The Seventh Circuit acknowledged that five other courts of appeals have considered the extent to which TPPs can recover under RICO for wrongs committed while marketing pharmaceuticals. The Second Circuit, in Sergeants Benevolent Ass’n Health & Welfare Fund v. Sanofi-Aventis, 806 F.3d 71 (2d Cir. 2015), held that the causal chain in TPP cases was too long to satisfy SCOTUS requirements. (Sergeants Benevolent Ass’n made our 2015 Top Ten list.) The Ninth and Eleventh Circuits agreed with the Second, “and deem this so straightforward that they have issued nonprecedential decisions.” Sidney Hillman, 2017 WL 4544834 at *3. Those are the good decisions. Spoiler alert: the Seventh Circuit agrees with them.
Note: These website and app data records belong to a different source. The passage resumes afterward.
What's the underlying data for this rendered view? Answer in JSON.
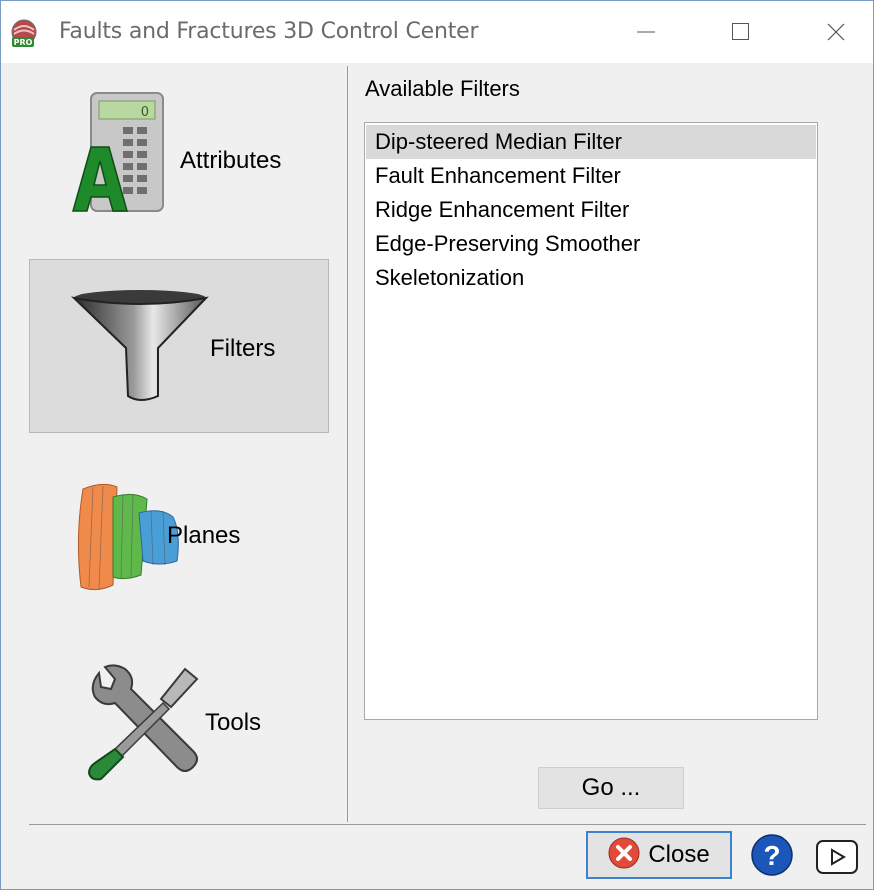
{
  "window": {
    "title": "Faults and Fractures 3D Control Center"
  },
  "titlebar_buttons": {
    "minimize": "minimize-icon",
    "maximize": "maximize-icon",
    "close": "close-icon"
  },
  "sidebar": {
    "items": [
      {
        "label": "Attributes",
        "icon": "calculator-icon",
        "selected": false
      },
      {
        "label": "Filters",
        "icon": "funnel-icon",
        "selected": true
      },
      {
        "label": "Planes",
        "icon": "planes-icon",
        "selected": false
      },
      {
        "label": "Tools",
        "icon": "tools-icon",
        "selected": false
      }
    ]
  },
  "main": {
    "title": "Available Filters",
    "filters": [
      "Dip-steered Median Filter",
      "Fault Enhancement Filter",
      "Ridge Enhancement Filter",
      "Edge-Preserving Smoother",
      "Skeletonization"
    ],
    "selected_index": 0,
    "go_label": "Go ..."
  },
  "footer": {
    "close_label": "Close",
    "help_icon": "help-icon",
    "play_icon": "play-icon"
  }
}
On the not-so-good-side of the ledger, the Seventh Circuit observed that In re Avandia Marketing, Sales Practices & Product Liability Litigation, 804 F.3d 633 (3d Cir. 2015), the Third Circuit “held that recovery under RICO is possible when misrepresentations are made directly to Payors, leading them to add certain drugs to their formularies, which means that they pay more per prescription than they would otherwise.” (Honestly, despite this terrible result in Avandia, and despite the Fosamax legal-butchery that we’ve analyzed to a fare-thee-well, our hometown Circuit is usually wise and wonderful.) Finally, in the Neurontin litigation the First Circuit kind-of-sort-of had been in the same place as the Third Circuit, while implying disagreement “with the other four circuits about the possibility of Payors’ recovery for misrepresentations made to physicians.” Id. at *4. It’s not clear exactly what the First Circuit held in Neurontin, but don’t fret about it too much, because “to the extent there is a conflict the Second Circuit has this right.” Id.

And, almost needless to say, we think the Seventh Circuit has this right.

And, with a Circuit split teed up for SCOTUS, we’re willing to bet that the efforts by Second, Ninth, Eleventh, and now Seventh Circuits to cabin RICO somewhat will prevail.